TGQ4: Recently sacked Defense Minister Mr. Sarat Singh Bhandari jolted the entire nation by his secessionist remarks. Being an expert of Madheshi society and culture, do you think his remark reflect the opinion and aspiration of the entire Madheshi population?
Mr. Sarat Singh Bhandari’s remarks were very unfortunate. His remarks however, do not reflect the opinions and aspirations of Madheshi population. The new democratic Nepal has offered to Madhesis a place of pride and honor. Under the changed political scenario, the Madheshi parliamentarians can, for instance, angrily debate on any issues in their own mother tongue with Pahadi brothers and sisters in the Nepalese parliament. While the Madheshi leaders will continue to fight for more political role and space, they have also clearly understood that in the current democratic Nepal they have more social and political power than they had ever before. Nepal’s sovereignty, protection of its territorial integrity and safeguarding of political independence is now as much a concern of the Madhesis as that of the Pahadis.

TGQ5: Let us end with a surgical question. There is the simultaneous rise in the ethnic consciousness, religious differences, political instability, culture of impunity, criminalization of business, breakdown of law and order, naked foreign interference and economic stagnation. Some political scientists have warned of the possible outbreak of civil war. What is the best way to deal with these likely infernos?
According to James Fearon and David Laitin, the two prominent political scientists who studied 122 civil wars that occurred between 1945 and 1999 and which claimed over 16.2 million lives, factors such as poverty, weak state, political instability and large population are more responsible for civil conflicts than factors such as ethnic or religious diversity. If we are to agree with these two scholars, then we should be more worried about Nepal’s flagging economy, widespread criminalization of business, eroding state power and the growing disparity between the rich and the poor than the rise of ethnic consciousness. If Nepal is to avoid any civil unrest or conflict in the future, it must work hard to establish a strong and efficient State which not only delivers services to the people with efficiency and fairness but also deals with the problem of law and order and bring an end to the culture of impunity. State failure in sectors such as health and education has serious consequences in the well-being of the people, particularly those who are poor and deprived and this could have serious impact on people’s faith on the efficacy of the government. All this could lead to social unrest and ethnic violence. If economic and social justice are continued to be ignored then there is no way to prevent Nepal’s eventual slide to conflict again. Maoists’ insurgency and the Madheshi Uprising are both fuelled by youth discontentment mostly in rural areas due to various reasons but especially the growing inequality in Nepalese society.
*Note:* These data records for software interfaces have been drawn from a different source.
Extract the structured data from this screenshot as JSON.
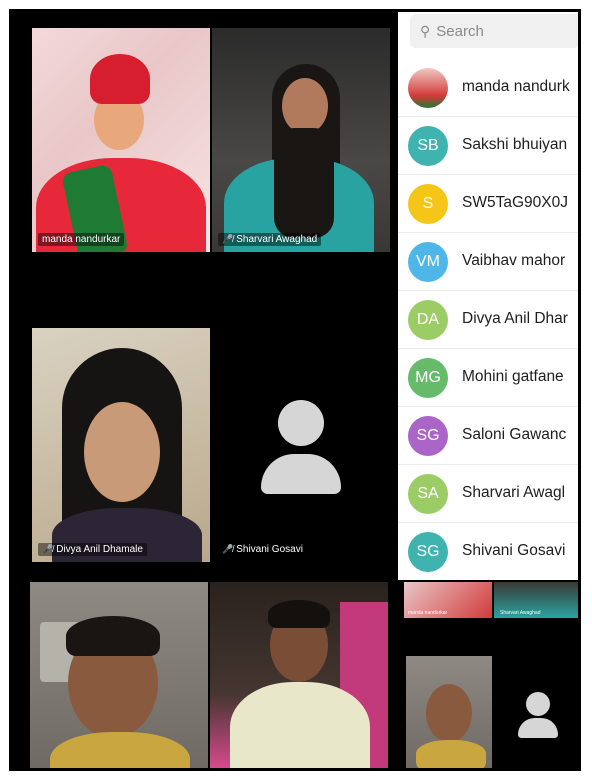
{
  "search": {
    "placeholder": "Search"
  },
  "gallery": {
    "tiles": [
      {
        "name": "manda nandurkar",
        "muted": false
      },
      {
        "name": "Sharvari Awaghad",
        "muted": true
      },
      {
        "name": "Divya Anil Dhamale",
        "muted": true
      },
      {
        "name": "Shivani Gosavi",
        "muted": true,
        "video_off": true
      }
    ]
  },
  "participants": [
    {
      "name": "manda nandurk",
      "initials": "",
      "color": "#c0392b",
      "photo": true
    },
    {
      "name": "Sakshi bhuiyan",
      "initials": "SB",
      "color": "#3fb3b0"
    },
    {
      "name": "SW5TaG90X0J",
      "initials": "S",
      "color": "#f5c518"
    },
    {
      "name": "Vaibhav mahor",
      "initials": "VM",
      "color": "#4fb7e8"
    },
    {
      "name": "Divya Anil Dhar",
      "initials": "DA",
      "color": "#9ccc65"
    },
    {
      "name": "Mohini gatfane",
      "initials": "MG",
      "color": "#66bb6a"
    },
    {
      "name": "Saloni Gawanc",
      "initials": "SG",
      "color": "#ab64c8"
    },
    {
      "name": "Sharvari Awagl",
      "initials": "SA",
      "color": "#9ccc65"
    },
    {
      "name": "Shivani Gosavi",
      "initials": "SG",
      "color": "#3fb3b0"
    }
  ],
  "mini_gallery": {
    "names": [
      "manda nandurkar",
      "Sharvari Awaghad"
    ]
  },
  "icons": {
    "muted": "mic-off-icon",
    "search": "search-icon",
    "avatar": "person-placeholder-icon"
  }
}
It is also very much important that the high political consciousness of Nepalese people should be capitalized by the state by making constantly keeping them engaged in politics so that they can act as a pressure group to bring timely reforms in various spheres of national life.